[App and web page records]
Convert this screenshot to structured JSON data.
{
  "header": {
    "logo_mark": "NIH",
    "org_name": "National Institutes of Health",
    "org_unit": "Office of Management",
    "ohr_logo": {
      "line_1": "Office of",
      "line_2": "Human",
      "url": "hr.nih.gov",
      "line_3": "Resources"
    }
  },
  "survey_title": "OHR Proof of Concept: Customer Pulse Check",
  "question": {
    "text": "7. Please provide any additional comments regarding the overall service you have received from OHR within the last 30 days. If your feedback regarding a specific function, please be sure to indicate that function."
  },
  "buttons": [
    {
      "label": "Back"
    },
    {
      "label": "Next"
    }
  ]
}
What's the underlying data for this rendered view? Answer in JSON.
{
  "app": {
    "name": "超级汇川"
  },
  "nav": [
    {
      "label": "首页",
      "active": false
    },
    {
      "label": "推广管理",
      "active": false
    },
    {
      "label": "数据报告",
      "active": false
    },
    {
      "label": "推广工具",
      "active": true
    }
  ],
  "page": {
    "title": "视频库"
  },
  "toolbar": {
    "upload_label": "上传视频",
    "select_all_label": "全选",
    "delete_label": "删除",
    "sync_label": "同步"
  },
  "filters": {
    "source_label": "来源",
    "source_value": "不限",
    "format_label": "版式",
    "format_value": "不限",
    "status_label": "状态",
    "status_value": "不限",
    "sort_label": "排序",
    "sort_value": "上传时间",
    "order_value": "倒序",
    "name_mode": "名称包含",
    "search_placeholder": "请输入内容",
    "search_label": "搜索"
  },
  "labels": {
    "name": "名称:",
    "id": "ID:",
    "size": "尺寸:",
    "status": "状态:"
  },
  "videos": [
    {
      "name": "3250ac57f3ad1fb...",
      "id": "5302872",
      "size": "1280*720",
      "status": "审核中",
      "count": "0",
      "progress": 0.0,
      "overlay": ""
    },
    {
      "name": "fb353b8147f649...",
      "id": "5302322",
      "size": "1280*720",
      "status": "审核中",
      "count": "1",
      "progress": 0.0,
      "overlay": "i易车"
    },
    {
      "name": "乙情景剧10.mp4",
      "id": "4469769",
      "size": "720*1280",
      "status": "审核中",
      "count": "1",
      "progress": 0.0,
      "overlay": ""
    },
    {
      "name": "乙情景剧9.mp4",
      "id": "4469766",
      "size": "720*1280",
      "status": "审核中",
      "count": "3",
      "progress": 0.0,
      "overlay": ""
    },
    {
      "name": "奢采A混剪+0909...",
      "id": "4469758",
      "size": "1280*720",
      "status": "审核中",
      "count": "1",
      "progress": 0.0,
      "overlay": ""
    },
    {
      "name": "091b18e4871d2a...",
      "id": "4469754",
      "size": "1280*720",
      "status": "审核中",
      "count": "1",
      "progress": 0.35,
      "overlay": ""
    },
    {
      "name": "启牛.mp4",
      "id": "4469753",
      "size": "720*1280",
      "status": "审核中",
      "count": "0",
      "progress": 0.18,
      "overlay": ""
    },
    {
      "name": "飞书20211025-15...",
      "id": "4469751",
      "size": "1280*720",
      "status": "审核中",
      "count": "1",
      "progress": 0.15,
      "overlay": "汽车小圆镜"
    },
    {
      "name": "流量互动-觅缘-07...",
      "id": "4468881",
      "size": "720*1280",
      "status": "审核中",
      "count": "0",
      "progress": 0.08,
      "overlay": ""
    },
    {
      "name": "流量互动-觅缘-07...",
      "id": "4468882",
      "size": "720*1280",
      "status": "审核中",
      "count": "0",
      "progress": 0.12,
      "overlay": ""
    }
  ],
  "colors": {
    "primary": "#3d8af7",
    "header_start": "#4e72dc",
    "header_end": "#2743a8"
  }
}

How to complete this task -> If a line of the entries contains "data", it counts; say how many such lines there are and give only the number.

Worked solution -> 2